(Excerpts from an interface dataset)
•••••

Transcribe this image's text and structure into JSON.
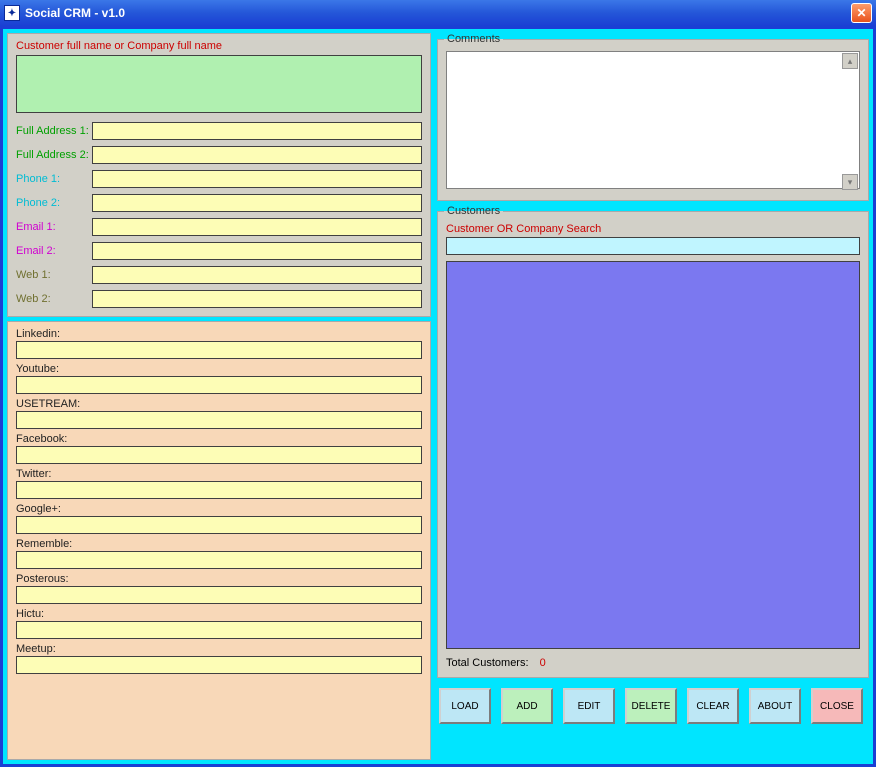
{
  "window": {
    "title": "Social CRM - v1.0"
  },
  "contact": {
    "name_label": "Customer full name or Company full name",
    "name_value": "",
    "addr1_label": "Full Address 1:",
    "addr1_value": "",
    "addr2_label": "Full Address 2:",
    "addr2_value": "",
    "phone1_label": "Phone 1:",
    "phone1_value": "",
    "phone2_label": "Phone 2:",
    "phone2_value": "",
    "email1_label": "Email 1:",
    "email1_value": "",
    "email2_label": "Email 2:",
    "email2_value": "",
    "web1_label": "Web 1:",
    "web1_value": "",
    "web2_label": "Web 2:",
    "web2_value": ""
  },
  "social": {
    "linkedin_label": "Linkedin:",
    "linkedin_value": "",
    "youtube_label": "Youtube:",
    "youtube_value": "",
    "ustream_label": "USETREAM:",
    "ustream_value": "",
    "facebook_label": "Facebook:",
    "facebook_value": "",
    "twitter_label": "Twitter:",
    "twitter_value": "",
    "googleplus_label": "Google+:",
    "googleplus_value": "",
    "rememble_label": "Rememble:",
    "rememble_value": "",
    "posterous_label": "Posterous:",
    "posterous_value": "",
    "hictu_label": "Hictu:",
    "hictu_value": "",
    "meetup_label": "Meetup:",
    "meetup_value": ""
  },
  "comments": {
    "legend": "Comments",
    "value": ""
  },
  "customers": {
    "legend": "Customers",
    "search_label": "Customer OR Company Search",
    "search_value": "",
    "total_label": "Total Customers:",
    "total_count": "0"
  },
  "buttons": {
    "load": "LOAD",
    "add": "ADD",
    "edit": "EDIT",
    "delete": "DELETE",
    "clear": "CLEAR",
    "about": "ABOUT",
    "close": "CLOSE"
  }
}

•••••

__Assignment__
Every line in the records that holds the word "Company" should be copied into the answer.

__Output below__
    "name_label": "Customer full name or Company full name",
    "search_label": "Customer OR Company Search",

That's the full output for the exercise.